Montreal Canadiens win Stanley Cup

The 1978 Stanley Cup Final championship series was contested by the Boston Bruins and the defending champion Montreal Canadiens, making their third-straight appearance.

The series was a rematch of the 1977 final. The Canadiens would win the best-of-seven series four games to two, to win their third consecutive Stanley Cup.

Montreal defeated the Detroit Red Wings 4–1 and the Toronto Maple Leafs 4–0 to advance to the final. Boston defeated the Chicago Black Hawks 4–0 and the Philadelphia Flyers 4–1 to make it to the final.

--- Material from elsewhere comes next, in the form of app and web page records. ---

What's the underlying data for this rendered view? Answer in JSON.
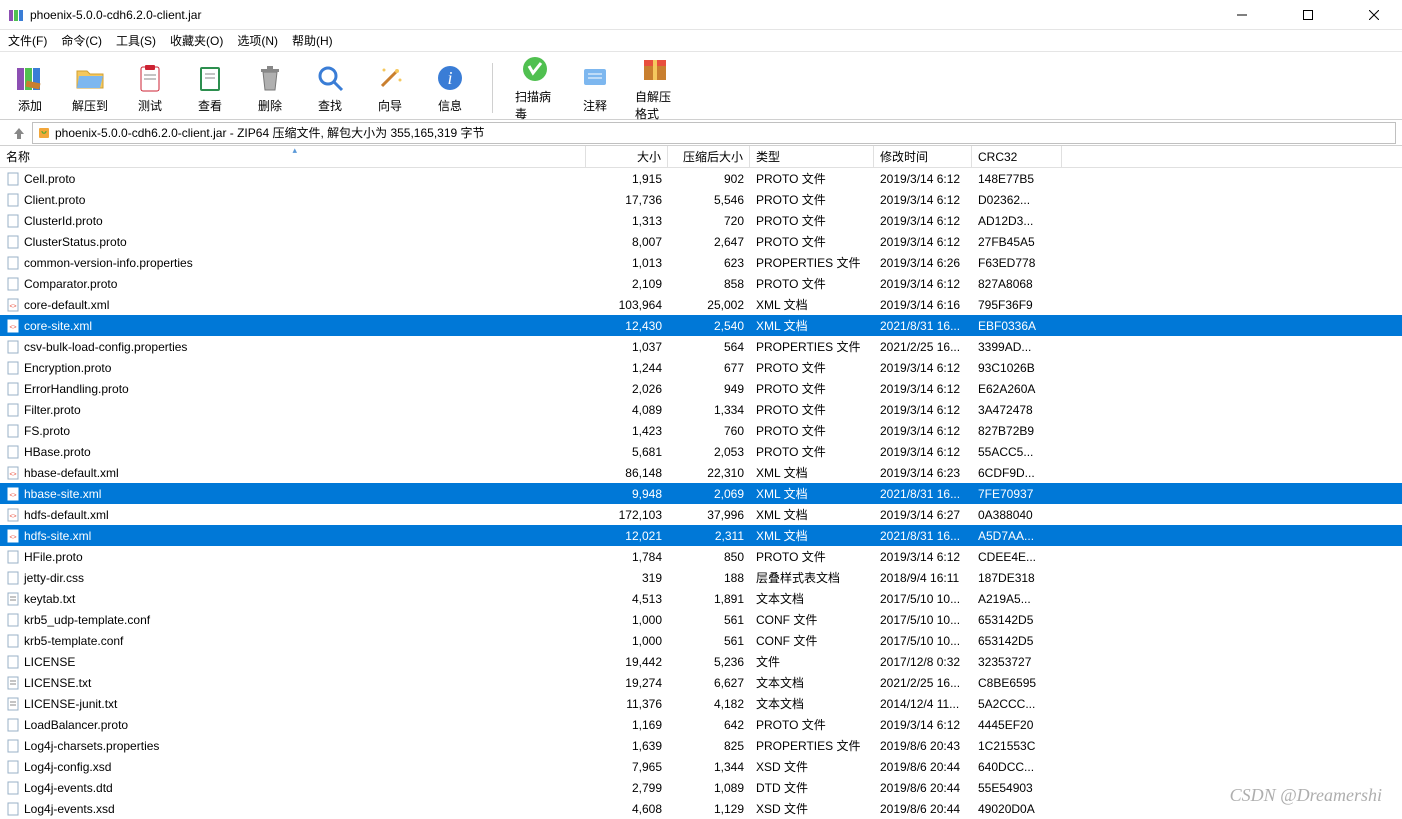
{
  "title": "phoenix-5.0.0-cdh6.2.0-client.jar",
  "menus": [
    "文件(F)",
    "命令(C)",
    "工具(S)",
    "收藏夹(O)",
    "选项(N)",
    "帮助(H)"
  ],
  "toolbar": [
    {
      "label": "添加",
      "icon": "books"
    },
    {
      "label": "解压到",
      "icon": "folder"
    },
    {
      "label": "测试",
      "icon": "clipboard"
    },
    {
      "label": "查看",
      "icon": "book"
    },
    {
      "label": "删除",
      "icon": "trash"
    },
    {
      "label": "查找",
      "icon": "search"
    },
    {
      "label": "向导",
      "icon": "wand"
    },
    {
      "label": "信息",
      "icon": "info"
    }
  ],
  "toolbar2": [
    {
      "label": "扫描病毒",
      "icon": "shield"
    },
    {
      "label": "注释",
      "icon": "comment"
    },
    {
      "label": "自解压格式",
      "icon": "box"
    }
  ],
  "path": "phoenix-5.0.0-cdh6.2.0-client.jar - ZIP64 压缩文件, 解包大小为 355,165,319 字节",
  "columns": {
    "name": "名称",
    "size": "大小",
    "packed": "压缩后大小",
    "type": "类型",
    "date": "修改时间",
    "crc": "CRC32"
  },
  "files": [
    {
      "n": "Cell.proto",
      "s": "1,915",
      "p": "902",
      "t": "PROTO 文件",
      "d": "2019/3/14 6:12",
      "c": "148E77B5",
      "i": "file"
    },
    {
      "n": "Client.proto",
      "s": "17,736",
      "p": "5,546",
      "t": "PROTO 文件",
      "d": "2019/3/14 6:12",
      "c": "D02362...",
      "i": "file"
    },
    {
      "n": "ClusterId.proto",
      "s": "1,313",
      "p": "720",
      "t": "PROTO 文件",
      "d": "2019/3/14 6:12",
      "c": "AD12D3...",
      "i": "file"
    },
    {
      "n": "ClusterStatus.proto",
      "s": "8,007",
      "p": "2,647",
      "t": "PROTO 文件",
      "d": "2019/3/14 6:12",
      "c": "27FB45A5",
      "i": "file"
    },
    {
      "n": "common-version-info.properties",
      "s": "1,013",
      "p": "623",
      "t": "PROPERTIES 文件",
      "d": "2019/3/14 6:26",
      "c": "F63ED778",
      "i": "file"
    },
    {
      "n": "Comparator.proto",
      "s": "2,109",
      "p": "858",
      "t": "PROTO 文件",
      "d": "2019/3/14 6:12",
      "c": "827A8068",
      "i": "file"
    },
    {
      "n": "core-default.xml",
      "s": "103,964",
      "p": "25,002",
      "t": "XML 文档",
      "d": "2019/3/14 6:16",
      "c": "795F36F9",
      "i": "xml"
    },
    {
      "n": "core-site.xml",
      "s": "12,430",
      "p": "2,540",
      "t": "XML 文档",
      "d": "2021/8/31 16...",
      "c": "EBF0336A",
      "i": "xml",
      "sel": true
    },
    {
      "n": "csv-bulk-load-config.properties",
      "s": "1,037",
      "p": "564",
      "t": "PROPERTIES 文件",
      "d": "2021/2/25 16...",
      "c": "3399AD...",
      "i": "file"
    },
    {
      "n": "Encryption.proto",
      "s": "1,244",
      "p": "677",
      "t": "PROTO 文件",
      "d": "2019/3/14 6:12",
      "c": "93C1026B",
      "i": "file"
    },
    {
      "n": "ErrorHandling.proto",
      "s": "2,026",
      "p": "949",
      "t": "PROTO 文件",
      "d": "2019/3/14 6:12",
      "c": "E62A260A",
      "i": "file"
    },
    {
      "n": "Filter.proto",
      "s": "4,089",
      "p": "1,334",
      "t": "PROTO 文件",
      "d": "2019/3/14 6:12",
      "c": "3A472478",
      "i": "file"
    },
    {
      "n": "FS.proto",
      "s": "1,423",
      "p": "760",
      "t": "PROTO 文件",
      "d": "2019/3/14 6:12",
      "c": "827B72B9",
      "i": "file"
    },
    {
      "n": "HBase.proto",
      "s": "5,681",
      "p": "2,053",
      "t": "PROTO 文件",
      "d": "2019/3/14 6:12",
      "c": "55ACC5...",
      "i": "file"
    },
    {
      "n": "hbase-default.xml",
      "s": "86,148",
      "p": "22,310",
      "t": "XML 文档",
      "d": "2019/3/14 6:23",
      "c": "6CDF9D...",
      "i": "xml"
    },
    {
      "n": "hbase-site.xml",
      "s": "9,948",
      "p": "2,069",
      "t": "XML 文档",
      "d": "2021/8/31 16...",
      "c": "7FE70937",
      "i": "xml",
      "sel": true
    },
    {
      "n": "hdfs-default.xml",
      "s": "172,103",
      "p": "37,996",
      "t": "XML 文档",
      "d": "2019/3/14 6:27",
      "c": "0A388040",
      "i": "xml"
    },
    {
      "n": "hdfs-site.xml",
      "s": "12,021",
      "p": "2,311",
      "t": "XML 文档",
      "d": "2021/8/31 16...",
      "c": "A5D7AA...",
      "i": "xml",
      "sel": true
    },
    {
      "n": "HFile.proto",
      "s": "1,784",
      "p": "850",
      "t": "PROTO 文件",
      "d": "2019/3/14 6:12",
      "c": "CDEE4E...",
      "i": "file"
    },
    {
      "n": "jetty-dir.css",
      "s": "319",
      "p": "188",
      "t": "层叠样式表文档",
      "d": "2018/9/4 16:11",
      "c": "187DE318",
      "i": "file"
    },
    {
      "n": "keytab.txt",
      "s": "4,513",
      "p": "1,891",
      "t": "文本文档",
      "d": "2017/5/10 10...",
      "c": "A219A5...",
      "i": "txt"
    },
    {
      "n": "krb5_udp-template.conf",
      "s": "1,000",
      "p": "561",
      "t": "CONF 文件",
      "d": "2017/5/10 10...",
      "c": "653142D5",
      "i": "file"
    },
    {
      "n": "krb5-template.conf",
      "s": "1,000",
      "p": "561",
      "t": "CONF 文件",
      "d": "2017/5/10 10...",
      "c": "653142D5",
      "i": "file"
    },
    {
      "n": "LICENSE",
      "s": "19,442",
      "p": "5,236",
      "t": "文件",
      "d": "2017/12/8 0:32",
      "c": "32353727",
      "i": "file"
    },
    {
      "n": "LICENSE.txt",
      "s": "19,274",
      "p": "6,627",
      "t": "文本文档",
      "d": "2021/2/25 16...",
      "c": "C8BE6595",
      "i": "txt"
    },
    {
      "n": "LICENSE-junit.txt",
      "s": "11,376",
      "p": "4,182",
      "t": "文本文档",
      "d": "2014/12/4 11...",
      "c": "5A2CCC...",
      "i": "txt"
    },
    {
      "n": "LoadBalancer.proto",
      "s": "1,169",
      "p": "642",
      "t": "PROTO 文件",
      "d": "2019/3/14 6:12",
      "c": "4445EF20",
      "i": "file"
    },
    {
      "n": "Log4j-charsets.properties",
      "s": "1,639",
      "p": "825",
      "t": "PROPERTIES 文件",
      "d": "2019/8/6 20:43",
      "c": "1C21553C",
      "i": "file"
    },
    {
      "n": "Log4j-config.xsd",
      "s": "7,965",
      "p": "1,344",
      "t": "XSD 文件",
      "d": "2019/8/6 20:44",
      "c": "640DCC...",
      "i": "file"
    },
    {
      "n": "Log4j-events.dtd",
      "s": "2,799",
      "p": "1,089",
      "t": "DTD 文件",
      "d": "2019/8/6 20:44",
      "c": "55E54903",
      "i": "file"
    },
    {
      "n": "Log4j-events.xsd",
      "s": "4,608",
      "p": "1,129",
      "t": "XSD 文件",
      "d": "2019/8/6 20:44",
      "c": "49020D0A",
      "i": "file"
    }
  ],
  "watermark": "CSDN @Dreamershi"
}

Defenceman Larry Robinson of Montreal led all players with 17 assists, and finished tied with teammate Guy Lafleur with 21 points, to win the Conn Smythe Trophy.

Finishing only one win shy of another 60-win regular season, Montreal only needed nine games to reach the Stanley Cup Finals. Montreal's hard-line defenseman and Conn Smythe-winner Larry Robinson tied Guy Lafleur for the overall points lead in the playoffs. Vezina-winner Ken Dryden was stellar in the finals, surrendering a league-low 1.89 goals-against average. Montreal defeated Boston four games to two and won their third straight Stanley Cup. The silverware spree continued at season's end. Lafleur claimed the Hart, Art Ross and Pearson awards, captain Bob Gainey won the first-ever Selke, and Dryden, as mentioned, won the Vezina, sharing the honour with Michel Larocque.

As in the 1977 postseason, the Canadiens were the team to beat. Once again no other squad was able to prevail as Montreal won night after night, en route to the team’s third straight Stanley Cup.

Given a bye for the first round, the Habs entered the playoffs against Detroit in the quarterfinals. Outscored 24-10, the Red Wings managed only a single win in the five games it took for Montreal to move on to the semifinals.

Their semifinal opponents from Toronto featured two 40-goal men, Lanny McDonald and Darryl Sittler as well as Borje Salming on the blue line, all future Hall of Famers. The Canadiens needed just four games to sweep their way into the Finals for the third straight spring.

In yet another parallel with the events of a year earlier, Montreal faced Boston in the Stanley Cup Finals. A well-balanced club with an NHL-record eleven 20-goal scorers, the Bruins put up more of a fight than they did in 1977.

Guy Lafleur posted three points in the opening game, a 4-1 Canadiens victory. He also put the next game to bed thirteen minutes into the extra frame, notching the OT winner.

Playing in front of a friendlier crowd, Gerry Cheevers posted a 4-0 shutout in the third game and Gary Doak broke a 3-3 deadlock in overtime in the fourth to tie the series.

Back at the Forum, the Habs regained control with a 4-1 victory and then returned to Boston to complete their 13th straight playoff series victory over the Bruins, winning the game 4-1 with Mario Tremblay’s first period marker standing as the Stanley Cup winner.

Larry Robinson and Guy Lafleur led all playoff scorers and Robin